Newton's Gravity Law We will now show how Newton's Universal Law of Gravitation which is based on the spherically symmetric gravitational filed of the Sun comes out of the general relativity metric. The Schwarzschild Metric is an exact solution of the gravitational field equations of General Relativity. We will see this later that this solution represents the field of a massive body that, mathematically, is represented as a point. The line element of this metric is written as follows:

(13.1)    G is the gravitational constant. M is the mass of the gravitational field source. The spatial coordinates are 3-D spherical polar coordinates chosen because this type of object should produce a spherically symmetric gravitational field. Therefore we expect these coordinates to make all physical relations have the simplest representations.

Note that the above line element is approximately Minkowskian when the following condition is upheld.

 (13.2)    With this inequality in mind we write the metric in a split form as follows:

(13.3)    This, of course, is just the assumed form for the weak field given previously as

 (13.4)  .  Our result in the Newtonian limit of the geodesic equation was that the 00 component of the metric was related to the Newtonian gravitational potential by the equation

 (13.5)    Reading off the value for  from the above matrix split (13.3) we get that  (13.6)    Hence

 (13.7)    In terms of the gradient equations of motion that we derived in the last section we see that

 (13.8)    In terms of the 3-D position vector

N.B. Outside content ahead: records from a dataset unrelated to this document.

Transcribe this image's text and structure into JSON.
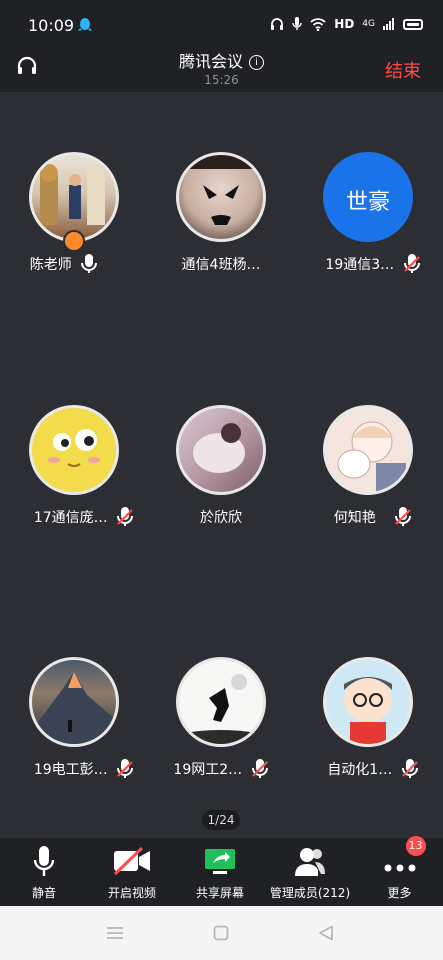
{
  "status_bar": {
    "time": "10:09",
    "indicators": [
      "headset-icon",
      "mic-icon",
      "wifi-icon",
      "HD",
      "4G",
      "signal-icon",
      "battery-icon"
    ],
    "hd_label": "HD",
    "network_label": "4G"
  },
  "header": {
    "title": "腾讯会议",
    "duration": "15:26",
    "end_label": "结束",
    "colors": {
      "end": "#ff4a4a"
    }
  },
  "participants": [
    {
      "name": "陈老师",
      "mic": "on",
      "is_host": true
    },
    {
      "name": "通信4班杨…",
      "mic": "none"
    },
    {
      "name": "19通信3…",
      "mic": "muted",
      "avatar_text": "世豪",
      "avatar_color": "#1a73e8"
    },
    {
      "name": "17通信庞…",
      "mic": "muted"
    },
    {
      "name": "於欣欣",
      "mic": "none"
    },
    {
      "name": "何知艳",
      "mic": "muted"
    },
    {
      "name": "19电工彭…",
      "mic": "muted"
    },
    {
      "name": "19网工2…",
      "mic": "muted"
    },
    {
      "name": "自动化1…",
      "mic": "muted"
    }
  ],
  "pager": "1/24",
  "toolbar": {
    "mute": "静音",
    "video": "开启视频",
    "share": "共享屏幕",
    "members": "管理成员(212)",
    "more": "更多",
    "more_badge": "13"
  },
  "nav": [
    "menu-icon",
    "home-icon",
    "back-icon"
  ]
}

 (13.9)    we get the equation of motion in the form

 (13.10)    Using the spherical coordinate version of the gradient this last equation then becomes

 (13.11)    where m is the mass of the test particle that is doing the moving in the gravitational field of the source mass M. From our derivation we see that Newton's equation is valid only when we have a stable gravitational field where  and  .